Dollar hurt by Yellen's low rate stance, pound at 5½-year high


The dollar fell against a basket of currencies on Thursday after Federal Reserve chief Janet Yellen reiterated an accommodative monetary policy stance in comments which gave the euro and the yen a lift.

The dollar's weakness lifted the pound to its highest level against the U.S. currency since late 2009 as investors continued to price in expectations for a UK rate hike in the first quarter of next year after strong jobs and wages growth data on Wednesday.

The sterling trade-weighted index hit a 5½-year high .

In her second public speech as Federal Reserve Chair, Yellen stressed the need for accommodative policy, citing persistently low inflation and economic slack.

Her dovish remarks offset data suggesting that the U.S. economy was regaining momentum. U.S. industrial production rose at a faster-than-expected clip in March, while the Fed's Beige Book report showed economic activity picked up in recent weeks.

The dollar index was down 0.2 percent at 79.670, dragged down by lower U.S. yields, while the euro was 0.2 percent stronger at $1.3840.

Sterling was up by a similar margin at $1.6830, having hit its highest level since late 2009 in Asian trade at $1.6838.

The dollar down 0.2 percent at 102.03 yen.

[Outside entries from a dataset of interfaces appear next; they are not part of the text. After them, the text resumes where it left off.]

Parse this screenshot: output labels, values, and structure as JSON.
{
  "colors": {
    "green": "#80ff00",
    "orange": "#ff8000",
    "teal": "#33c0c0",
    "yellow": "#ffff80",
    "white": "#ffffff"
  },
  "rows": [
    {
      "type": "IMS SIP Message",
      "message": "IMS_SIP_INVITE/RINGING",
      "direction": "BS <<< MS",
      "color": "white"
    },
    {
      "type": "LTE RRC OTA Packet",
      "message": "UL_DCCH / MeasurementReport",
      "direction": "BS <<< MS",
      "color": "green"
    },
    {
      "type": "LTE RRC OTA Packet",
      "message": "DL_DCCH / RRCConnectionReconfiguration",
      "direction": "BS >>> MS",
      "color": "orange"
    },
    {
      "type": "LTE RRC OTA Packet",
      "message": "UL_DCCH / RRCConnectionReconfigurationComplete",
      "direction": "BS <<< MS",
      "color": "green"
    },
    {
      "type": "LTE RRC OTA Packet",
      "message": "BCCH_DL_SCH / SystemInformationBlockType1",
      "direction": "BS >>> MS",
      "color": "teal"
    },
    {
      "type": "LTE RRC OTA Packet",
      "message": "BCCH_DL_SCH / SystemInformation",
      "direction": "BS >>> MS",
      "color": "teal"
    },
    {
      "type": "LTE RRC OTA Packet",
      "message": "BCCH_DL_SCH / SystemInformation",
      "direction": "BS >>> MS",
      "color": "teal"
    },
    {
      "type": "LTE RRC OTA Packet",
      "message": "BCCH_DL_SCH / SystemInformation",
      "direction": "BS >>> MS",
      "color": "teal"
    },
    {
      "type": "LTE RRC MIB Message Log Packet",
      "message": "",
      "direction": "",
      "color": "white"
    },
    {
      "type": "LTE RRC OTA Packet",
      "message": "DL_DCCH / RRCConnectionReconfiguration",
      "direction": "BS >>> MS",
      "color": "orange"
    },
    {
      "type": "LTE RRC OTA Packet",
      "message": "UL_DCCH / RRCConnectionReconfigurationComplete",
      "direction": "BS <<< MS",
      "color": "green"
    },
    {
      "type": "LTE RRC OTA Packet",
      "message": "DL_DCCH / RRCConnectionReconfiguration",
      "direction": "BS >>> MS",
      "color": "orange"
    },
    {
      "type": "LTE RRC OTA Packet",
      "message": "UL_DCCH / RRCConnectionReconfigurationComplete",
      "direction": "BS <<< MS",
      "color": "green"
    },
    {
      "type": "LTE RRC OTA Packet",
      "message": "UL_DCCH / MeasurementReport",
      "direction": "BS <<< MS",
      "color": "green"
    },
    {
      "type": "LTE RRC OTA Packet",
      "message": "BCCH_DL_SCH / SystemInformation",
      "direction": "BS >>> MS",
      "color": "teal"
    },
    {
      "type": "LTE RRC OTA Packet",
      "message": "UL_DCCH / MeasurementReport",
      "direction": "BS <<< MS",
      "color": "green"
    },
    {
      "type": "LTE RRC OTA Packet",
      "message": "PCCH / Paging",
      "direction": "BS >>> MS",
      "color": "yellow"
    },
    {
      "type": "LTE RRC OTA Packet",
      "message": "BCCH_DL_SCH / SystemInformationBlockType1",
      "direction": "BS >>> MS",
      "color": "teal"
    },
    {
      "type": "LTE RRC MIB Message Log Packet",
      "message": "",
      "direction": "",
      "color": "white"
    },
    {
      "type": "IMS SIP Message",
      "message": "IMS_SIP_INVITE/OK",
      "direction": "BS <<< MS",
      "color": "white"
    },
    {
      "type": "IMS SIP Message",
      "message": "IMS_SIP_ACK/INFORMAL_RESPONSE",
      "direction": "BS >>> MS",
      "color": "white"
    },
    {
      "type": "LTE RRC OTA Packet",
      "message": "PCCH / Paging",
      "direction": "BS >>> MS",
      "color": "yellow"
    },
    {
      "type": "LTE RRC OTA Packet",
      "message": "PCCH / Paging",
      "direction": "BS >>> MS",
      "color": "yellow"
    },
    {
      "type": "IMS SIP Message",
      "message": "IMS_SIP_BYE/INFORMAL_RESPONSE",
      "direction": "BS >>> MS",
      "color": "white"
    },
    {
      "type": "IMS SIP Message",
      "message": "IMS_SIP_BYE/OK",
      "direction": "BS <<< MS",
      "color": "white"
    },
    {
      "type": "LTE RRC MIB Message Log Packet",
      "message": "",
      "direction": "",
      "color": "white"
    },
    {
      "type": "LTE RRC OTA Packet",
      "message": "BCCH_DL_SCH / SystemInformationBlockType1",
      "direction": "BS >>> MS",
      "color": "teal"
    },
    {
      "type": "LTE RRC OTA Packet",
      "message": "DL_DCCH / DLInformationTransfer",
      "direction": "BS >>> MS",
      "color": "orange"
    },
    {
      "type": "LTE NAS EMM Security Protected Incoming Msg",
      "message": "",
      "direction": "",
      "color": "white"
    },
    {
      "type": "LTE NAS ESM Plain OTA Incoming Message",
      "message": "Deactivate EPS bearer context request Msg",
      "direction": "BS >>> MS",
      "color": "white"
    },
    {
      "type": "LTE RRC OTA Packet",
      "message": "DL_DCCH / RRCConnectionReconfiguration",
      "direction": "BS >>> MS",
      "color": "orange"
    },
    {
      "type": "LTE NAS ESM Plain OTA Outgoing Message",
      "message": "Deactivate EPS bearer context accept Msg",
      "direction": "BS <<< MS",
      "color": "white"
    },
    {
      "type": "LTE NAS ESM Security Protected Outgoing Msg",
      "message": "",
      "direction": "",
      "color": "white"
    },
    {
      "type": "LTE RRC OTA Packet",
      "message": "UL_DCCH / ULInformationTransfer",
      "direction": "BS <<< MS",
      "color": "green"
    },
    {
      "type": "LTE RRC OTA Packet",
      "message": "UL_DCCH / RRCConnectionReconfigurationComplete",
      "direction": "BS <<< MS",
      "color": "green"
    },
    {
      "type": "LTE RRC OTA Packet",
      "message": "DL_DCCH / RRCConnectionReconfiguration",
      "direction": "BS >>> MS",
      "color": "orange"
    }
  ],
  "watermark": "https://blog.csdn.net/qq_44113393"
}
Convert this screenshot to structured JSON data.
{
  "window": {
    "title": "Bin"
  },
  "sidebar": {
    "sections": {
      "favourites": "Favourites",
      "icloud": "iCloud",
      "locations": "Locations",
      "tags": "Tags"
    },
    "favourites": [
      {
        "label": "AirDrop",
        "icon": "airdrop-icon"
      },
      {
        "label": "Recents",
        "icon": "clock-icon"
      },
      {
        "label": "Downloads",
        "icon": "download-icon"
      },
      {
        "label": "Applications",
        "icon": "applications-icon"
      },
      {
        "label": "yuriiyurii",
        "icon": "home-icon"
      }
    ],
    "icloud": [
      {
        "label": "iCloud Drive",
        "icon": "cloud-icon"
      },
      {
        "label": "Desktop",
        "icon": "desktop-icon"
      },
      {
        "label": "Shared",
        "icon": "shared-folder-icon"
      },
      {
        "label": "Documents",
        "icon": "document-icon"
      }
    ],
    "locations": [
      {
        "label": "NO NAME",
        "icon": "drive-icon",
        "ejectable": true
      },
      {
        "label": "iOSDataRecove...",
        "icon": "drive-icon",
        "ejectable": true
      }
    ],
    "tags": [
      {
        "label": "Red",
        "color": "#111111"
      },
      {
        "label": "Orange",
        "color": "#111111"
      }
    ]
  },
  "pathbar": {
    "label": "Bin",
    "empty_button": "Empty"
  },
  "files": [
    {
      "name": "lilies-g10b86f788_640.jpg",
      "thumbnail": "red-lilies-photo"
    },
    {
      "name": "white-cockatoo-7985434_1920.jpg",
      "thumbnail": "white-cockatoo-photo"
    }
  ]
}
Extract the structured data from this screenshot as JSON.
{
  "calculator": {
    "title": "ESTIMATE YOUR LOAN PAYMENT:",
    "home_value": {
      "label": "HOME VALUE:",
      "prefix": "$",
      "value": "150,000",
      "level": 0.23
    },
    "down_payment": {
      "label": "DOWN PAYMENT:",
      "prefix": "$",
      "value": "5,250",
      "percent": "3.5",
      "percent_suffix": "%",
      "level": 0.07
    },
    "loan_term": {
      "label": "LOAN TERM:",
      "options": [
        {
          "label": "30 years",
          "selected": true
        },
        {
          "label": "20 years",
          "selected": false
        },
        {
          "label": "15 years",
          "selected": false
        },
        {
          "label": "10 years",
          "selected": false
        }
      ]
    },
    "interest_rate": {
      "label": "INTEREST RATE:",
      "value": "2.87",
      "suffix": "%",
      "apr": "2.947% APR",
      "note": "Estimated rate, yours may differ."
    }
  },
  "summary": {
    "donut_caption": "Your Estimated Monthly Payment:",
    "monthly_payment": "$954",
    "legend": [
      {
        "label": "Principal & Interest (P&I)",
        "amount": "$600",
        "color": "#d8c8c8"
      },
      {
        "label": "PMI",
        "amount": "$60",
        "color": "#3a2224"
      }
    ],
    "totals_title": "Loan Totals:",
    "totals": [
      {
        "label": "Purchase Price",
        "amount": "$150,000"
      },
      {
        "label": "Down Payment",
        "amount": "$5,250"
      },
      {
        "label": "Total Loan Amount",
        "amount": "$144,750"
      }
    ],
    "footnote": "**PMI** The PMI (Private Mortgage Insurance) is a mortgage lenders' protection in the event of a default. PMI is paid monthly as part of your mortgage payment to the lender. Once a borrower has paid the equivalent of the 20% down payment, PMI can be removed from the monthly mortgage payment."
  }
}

"Yellen's comments have hurt the dollar as she has indicated that the Fed is in no hurry to raise rates," said Alvin Tan, currency strategist at Societe Generale.

"With U.S. yields at the bottom of its recent range we expect the dollar to remain soft. Only when yields pick up and the market focuses on rate hikes by the Fed will the dollar start to rally. That we expect sometime in the third quarter of this year."

Thin liquidity

Volumes are expected to fizzle out later in the day with Easter holidays looming. Markets in Tokyo will be open but banks in London, which has the biggest share of daily turnover, will be closed on Friday and Monday.

Nevertheless, according to data from Reuters Matching, trading in dollar/yen was well above its one-month average.

Some investors apparently used comments by Bank of Japan Governor Haruhiko Kuroda as an excuse to buy back the yen, even though his remarks contained nothing new, Ayako Sera, senior market economist at Sumitomo Mitsui Trust Bank said.

The central bank chief said the BOJ would adjust monetary policy when needed but said nothing to indicate that more easing steps would be forthcoming anytime soon.

The euro was flat against the yen at 141.20 but edged up against the dollar with some of its gains linked to demand for an Italian bond from overseas investors, traders said.